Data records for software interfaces
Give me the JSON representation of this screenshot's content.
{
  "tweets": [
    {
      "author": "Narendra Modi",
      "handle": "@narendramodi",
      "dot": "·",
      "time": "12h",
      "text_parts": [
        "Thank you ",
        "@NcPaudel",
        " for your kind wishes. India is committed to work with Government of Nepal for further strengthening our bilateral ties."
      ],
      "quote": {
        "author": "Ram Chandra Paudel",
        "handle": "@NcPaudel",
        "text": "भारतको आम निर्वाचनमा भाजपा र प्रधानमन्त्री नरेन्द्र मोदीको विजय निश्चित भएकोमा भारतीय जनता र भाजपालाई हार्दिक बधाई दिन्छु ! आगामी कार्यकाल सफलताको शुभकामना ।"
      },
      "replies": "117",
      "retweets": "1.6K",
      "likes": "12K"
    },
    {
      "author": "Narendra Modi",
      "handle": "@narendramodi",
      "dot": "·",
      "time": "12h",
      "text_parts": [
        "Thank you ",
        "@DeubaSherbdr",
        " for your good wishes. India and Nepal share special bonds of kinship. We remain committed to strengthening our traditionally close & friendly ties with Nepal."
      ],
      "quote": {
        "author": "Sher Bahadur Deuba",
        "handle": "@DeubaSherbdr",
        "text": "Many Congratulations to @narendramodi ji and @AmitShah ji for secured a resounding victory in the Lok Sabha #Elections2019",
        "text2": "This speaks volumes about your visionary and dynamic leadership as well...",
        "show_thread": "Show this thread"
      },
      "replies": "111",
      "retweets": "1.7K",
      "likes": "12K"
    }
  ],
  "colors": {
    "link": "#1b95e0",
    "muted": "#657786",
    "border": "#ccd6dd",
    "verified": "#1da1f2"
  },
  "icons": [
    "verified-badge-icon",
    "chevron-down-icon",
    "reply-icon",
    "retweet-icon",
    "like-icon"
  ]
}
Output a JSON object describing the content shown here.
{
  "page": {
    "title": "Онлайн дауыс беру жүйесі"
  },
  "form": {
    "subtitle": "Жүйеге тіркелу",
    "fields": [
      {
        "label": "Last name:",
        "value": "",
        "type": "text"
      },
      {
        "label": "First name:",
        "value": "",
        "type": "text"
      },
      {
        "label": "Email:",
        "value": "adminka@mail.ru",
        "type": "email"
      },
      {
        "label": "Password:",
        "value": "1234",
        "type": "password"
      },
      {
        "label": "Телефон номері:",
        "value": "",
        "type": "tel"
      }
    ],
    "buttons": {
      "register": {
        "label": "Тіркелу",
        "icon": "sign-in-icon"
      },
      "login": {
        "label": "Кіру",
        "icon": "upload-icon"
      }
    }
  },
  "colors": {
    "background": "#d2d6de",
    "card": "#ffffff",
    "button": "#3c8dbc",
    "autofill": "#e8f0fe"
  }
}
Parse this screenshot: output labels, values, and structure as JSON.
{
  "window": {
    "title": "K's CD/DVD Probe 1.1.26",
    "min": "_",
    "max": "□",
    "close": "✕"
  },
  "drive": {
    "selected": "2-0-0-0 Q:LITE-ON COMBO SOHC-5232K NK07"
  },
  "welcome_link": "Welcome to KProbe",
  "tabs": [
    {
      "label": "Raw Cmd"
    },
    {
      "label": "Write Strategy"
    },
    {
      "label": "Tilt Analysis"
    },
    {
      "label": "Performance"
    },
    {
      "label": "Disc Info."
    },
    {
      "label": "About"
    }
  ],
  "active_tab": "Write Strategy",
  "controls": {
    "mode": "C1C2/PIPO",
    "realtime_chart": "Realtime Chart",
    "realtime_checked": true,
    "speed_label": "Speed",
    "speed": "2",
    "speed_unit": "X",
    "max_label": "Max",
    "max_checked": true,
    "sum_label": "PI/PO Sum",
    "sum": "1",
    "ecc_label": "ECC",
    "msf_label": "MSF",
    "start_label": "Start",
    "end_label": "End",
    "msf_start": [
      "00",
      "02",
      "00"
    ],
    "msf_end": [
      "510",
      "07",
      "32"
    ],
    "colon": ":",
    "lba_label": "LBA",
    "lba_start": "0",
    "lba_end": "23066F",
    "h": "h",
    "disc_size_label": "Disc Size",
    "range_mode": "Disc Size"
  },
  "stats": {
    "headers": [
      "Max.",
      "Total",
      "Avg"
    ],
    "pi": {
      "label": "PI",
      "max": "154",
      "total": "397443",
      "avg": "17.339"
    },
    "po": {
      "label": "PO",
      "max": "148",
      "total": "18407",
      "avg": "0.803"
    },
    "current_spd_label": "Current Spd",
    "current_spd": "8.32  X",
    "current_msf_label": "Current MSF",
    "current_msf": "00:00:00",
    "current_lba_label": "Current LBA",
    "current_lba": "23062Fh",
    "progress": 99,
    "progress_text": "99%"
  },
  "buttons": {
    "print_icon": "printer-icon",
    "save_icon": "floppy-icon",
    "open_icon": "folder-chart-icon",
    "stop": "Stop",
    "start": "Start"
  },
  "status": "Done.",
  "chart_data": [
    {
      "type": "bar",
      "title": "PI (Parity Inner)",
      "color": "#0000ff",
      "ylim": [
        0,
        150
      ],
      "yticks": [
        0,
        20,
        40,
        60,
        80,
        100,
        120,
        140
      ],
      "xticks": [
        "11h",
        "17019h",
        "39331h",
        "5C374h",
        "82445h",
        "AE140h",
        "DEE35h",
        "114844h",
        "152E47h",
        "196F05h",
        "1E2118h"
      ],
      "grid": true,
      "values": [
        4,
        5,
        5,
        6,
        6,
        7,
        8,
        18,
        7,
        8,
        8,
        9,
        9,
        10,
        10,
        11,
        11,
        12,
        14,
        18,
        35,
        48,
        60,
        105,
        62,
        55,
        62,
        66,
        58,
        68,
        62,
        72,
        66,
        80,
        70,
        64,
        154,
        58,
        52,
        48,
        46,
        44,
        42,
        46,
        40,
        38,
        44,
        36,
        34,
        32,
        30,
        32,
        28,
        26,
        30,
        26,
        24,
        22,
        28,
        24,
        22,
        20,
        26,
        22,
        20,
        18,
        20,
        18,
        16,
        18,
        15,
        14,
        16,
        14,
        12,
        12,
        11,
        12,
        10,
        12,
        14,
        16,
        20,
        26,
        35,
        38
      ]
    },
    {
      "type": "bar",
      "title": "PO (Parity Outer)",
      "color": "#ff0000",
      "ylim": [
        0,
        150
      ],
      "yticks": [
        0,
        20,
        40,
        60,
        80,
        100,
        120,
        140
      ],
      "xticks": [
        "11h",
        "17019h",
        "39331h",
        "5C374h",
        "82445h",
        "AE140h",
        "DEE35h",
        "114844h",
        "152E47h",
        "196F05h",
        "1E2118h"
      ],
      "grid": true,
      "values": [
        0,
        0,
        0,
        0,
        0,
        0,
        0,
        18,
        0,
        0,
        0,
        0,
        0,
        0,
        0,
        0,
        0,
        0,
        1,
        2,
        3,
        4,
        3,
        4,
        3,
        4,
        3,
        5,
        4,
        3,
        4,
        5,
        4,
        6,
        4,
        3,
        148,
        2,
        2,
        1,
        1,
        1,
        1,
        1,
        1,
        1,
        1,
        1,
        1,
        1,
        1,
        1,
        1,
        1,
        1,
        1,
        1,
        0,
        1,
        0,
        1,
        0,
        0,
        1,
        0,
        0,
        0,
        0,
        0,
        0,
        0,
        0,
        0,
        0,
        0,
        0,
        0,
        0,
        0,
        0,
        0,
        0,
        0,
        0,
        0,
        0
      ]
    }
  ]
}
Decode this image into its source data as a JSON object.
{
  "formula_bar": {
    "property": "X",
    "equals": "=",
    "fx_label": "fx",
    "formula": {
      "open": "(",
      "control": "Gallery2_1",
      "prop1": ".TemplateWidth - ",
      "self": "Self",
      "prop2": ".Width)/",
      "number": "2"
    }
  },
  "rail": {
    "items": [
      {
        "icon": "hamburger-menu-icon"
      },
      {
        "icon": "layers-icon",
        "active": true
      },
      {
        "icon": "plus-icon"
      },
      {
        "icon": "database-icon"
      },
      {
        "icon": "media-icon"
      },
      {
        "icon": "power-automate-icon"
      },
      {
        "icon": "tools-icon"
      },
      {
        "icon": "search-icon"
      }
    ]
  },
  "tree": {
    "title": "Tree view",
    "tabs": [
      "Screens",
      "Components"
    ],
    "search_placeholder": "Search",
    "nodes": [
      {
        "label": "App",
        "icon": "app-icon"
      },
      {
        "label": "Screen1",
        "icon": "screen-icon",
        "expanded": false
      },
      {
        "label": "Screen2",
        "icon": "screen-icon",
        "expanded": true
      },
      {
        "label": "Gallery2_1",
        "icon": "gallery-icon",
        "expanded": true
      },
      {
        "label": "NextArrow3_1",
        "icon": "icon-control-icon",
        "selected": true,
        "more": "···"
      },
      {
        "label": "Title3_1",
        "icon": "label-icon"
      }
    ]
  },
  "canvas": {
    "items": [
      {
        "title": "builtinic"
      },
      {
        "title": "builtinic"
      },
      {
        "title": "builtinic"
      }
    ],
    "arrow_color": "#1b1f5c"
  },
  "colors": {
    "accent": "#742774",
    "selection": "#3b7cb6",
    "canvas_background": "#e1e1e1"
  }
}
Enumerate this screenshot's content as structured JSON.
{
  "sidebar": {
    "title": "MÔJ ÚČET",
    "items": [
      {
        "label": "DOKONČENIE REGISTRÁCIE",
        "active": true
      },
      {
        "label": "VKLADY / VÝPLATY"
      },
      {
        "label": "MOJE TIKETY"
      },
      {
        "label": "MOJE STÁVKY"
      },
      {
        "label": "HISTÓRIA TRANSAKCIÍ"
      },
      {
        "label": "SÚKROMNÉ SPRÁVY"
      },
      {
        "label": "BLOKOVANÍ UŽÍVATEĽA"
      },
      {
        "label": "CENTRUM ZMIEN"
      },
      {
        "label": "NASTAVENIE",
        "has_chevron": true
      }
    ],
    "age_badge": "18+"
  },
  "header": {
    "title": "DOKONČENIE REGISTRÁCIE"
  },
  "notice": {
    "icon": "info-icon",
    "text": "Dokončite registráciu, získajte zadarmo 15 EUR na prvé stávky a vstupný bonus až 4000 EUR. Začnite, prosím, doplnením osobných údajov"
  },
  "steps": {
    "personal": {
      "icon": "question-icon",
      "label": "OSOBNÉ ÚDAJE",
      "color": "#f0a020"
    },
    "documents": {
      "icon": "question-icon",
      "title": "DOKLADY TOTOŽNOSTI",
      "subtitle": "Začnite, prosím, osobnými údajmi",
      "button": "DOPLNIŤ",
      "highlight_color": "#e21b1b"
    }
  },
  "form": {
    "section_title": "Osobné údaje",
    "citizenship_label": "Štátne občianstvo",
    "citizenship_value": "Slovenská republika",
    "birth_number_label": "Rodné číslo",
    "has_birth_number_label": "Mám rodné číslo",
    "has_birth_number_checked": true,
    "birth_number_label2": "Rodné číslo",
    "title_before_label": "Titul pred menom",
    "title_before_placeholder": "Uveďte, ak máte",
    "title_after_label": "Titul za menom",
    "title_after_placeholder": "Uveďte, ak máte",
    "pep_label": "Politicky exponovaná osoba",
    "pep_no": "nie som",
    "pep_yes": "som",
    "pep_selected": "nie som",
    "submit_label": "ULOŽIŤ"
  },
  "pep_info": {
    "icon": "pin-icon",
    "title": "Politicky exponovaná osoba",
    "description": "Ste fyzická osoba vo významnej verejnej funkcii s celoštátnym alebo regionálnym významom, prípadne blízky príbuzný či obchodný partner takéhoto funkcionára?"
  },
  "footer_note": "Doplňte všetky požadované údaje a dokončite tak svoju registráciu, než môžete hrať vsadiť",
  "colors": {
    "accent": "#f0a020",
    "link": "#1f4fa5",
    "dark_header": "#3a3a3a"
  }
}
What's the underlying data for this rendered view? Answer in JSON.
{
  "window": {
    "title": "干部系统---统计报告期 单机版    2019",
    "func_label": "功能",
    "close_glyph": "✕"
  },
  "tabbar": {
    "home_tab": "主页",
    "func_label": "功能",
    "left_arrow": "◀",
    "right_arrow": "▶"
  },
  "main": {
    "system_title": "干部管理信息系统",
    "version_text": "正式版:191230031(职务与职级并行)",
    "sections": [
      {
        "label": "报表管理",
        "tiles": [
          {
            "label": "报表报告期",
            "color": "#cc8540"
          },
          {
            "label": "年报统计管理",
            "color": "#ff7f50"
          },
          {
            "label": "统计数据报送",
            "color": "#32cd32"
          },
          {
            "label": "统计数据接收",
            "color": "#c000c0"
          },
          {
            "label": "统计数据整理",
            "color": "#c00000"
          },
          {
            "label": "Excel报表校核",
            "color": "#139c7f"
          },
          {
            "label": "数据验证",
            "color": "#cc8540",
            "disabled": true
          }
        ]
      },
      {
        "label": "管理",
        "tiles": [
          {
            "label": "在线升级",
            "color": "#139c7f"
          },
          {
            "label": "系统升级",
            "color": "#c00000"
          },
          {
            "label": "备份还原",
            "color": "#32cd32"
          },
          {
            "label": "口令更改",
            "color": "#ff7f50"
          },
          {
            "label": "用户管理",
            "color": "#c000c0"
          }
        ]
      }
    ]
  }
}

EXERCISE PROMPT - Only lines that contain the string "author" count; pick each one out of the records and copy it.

SOLUTION -
      "author": "Narendra Modi",
        "author": "Ram Chandra Paudel",
      "author": "Narendra Modi",
        "author": "Sher Bahadur Deuba",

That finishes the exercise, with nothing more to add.